Burnhope is a village and civil parish in County Durham, England. It is located in the Craghead valley on the opposite side to Stanley and has 1,564 inhabitants, as measured in the 2011 census.
Burnhope is a village of contrasts, being home to many of the area's poorest and richest people (among them, children's author Terry Deary). In 2003 two wind turbines were erected in a field between the village and nearby Craghead, creating a new landmark to accompany the transmission mast. Burnhope is the only place that the Durham Miners' Gala has been held apart from Durham. This was in 1926 the year of the General Strike when it was banned at Durham so it was moved to Burnhope. In 1986 a 60th anniversary was held to mark this event.
Two miles south-east are the ruins of Langley Hall, a 16th-century fortified manor house.
Burnhope has increased in size rapidly within the last few years with over 120 new homes being built by developer, Keepmoat Homes.

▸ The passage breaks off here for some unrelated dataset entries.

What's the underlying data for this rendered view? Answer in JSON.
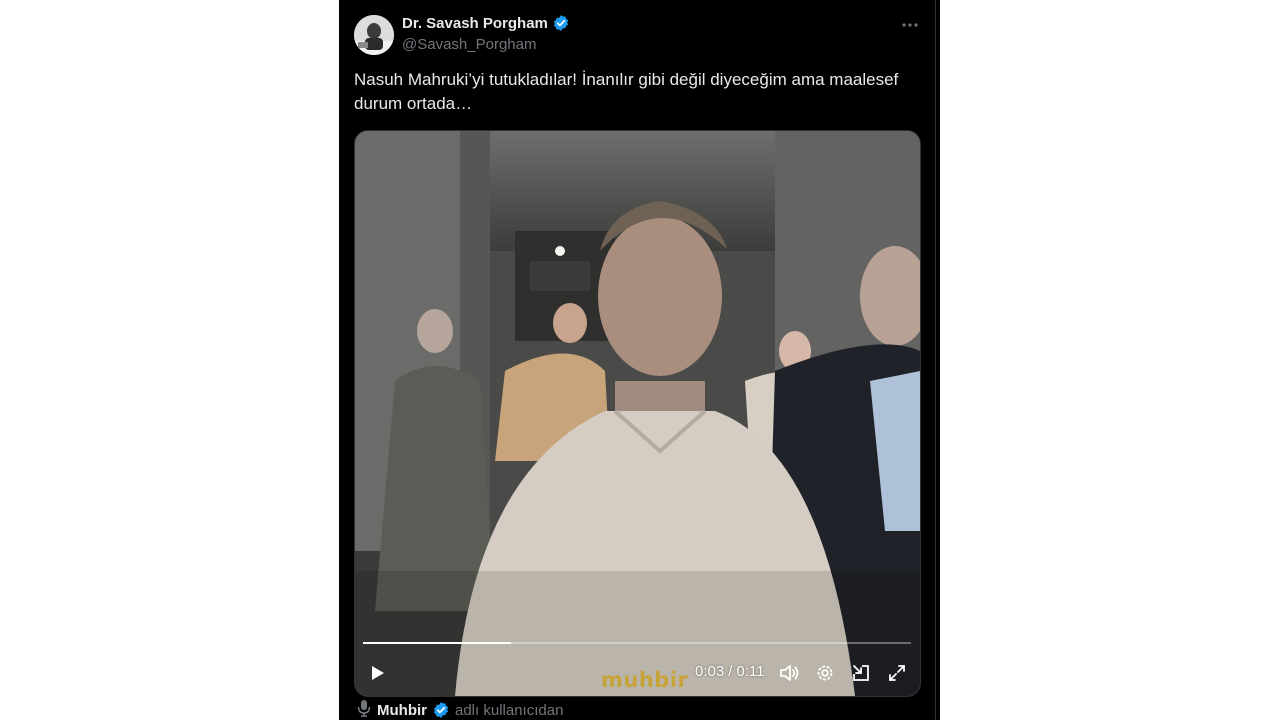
{
  "tweet": {
    "author": {
      "display_name": "Dr. Savash Porgham",
      "handle": "@Savash_Porgham",
      "verified_icon": "verified-badge-icon"
    },
    "more_icon": "more-horizontal-icon",
    "text": "Nasuh Mahruki’yi tutukladılar! İnanılır gibi değil diyeceğim ama maalesef durum ortada…"
  },
  "video": {
    "progress": 0.27,
    "current_time": "0:03",
    "separator": "/",
    "duration": "0:11",
    "watermark": "muhbir",
    "controls": [
      "play-icon",
      "volume-icon",
      "settings-icon",
      "pip-icon",
      "fullscreen-icon"
    ]
  },
  "attribution": {
    "source_name": "Muhbir",
    "suffix": "adlı kullanıcıdan"
  },
  "colors": {
    "background": "#000000",
    "text_primary": "#e7e9ea",
    "text_secondary": "#71767b",
    "verified": "#1d9bf0"
  }
}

Burnhope was also the name of a village in upper Weardale, which is further west in County Durham. The village was inundated in the 1930s by the filling of Burnhope Reservoir.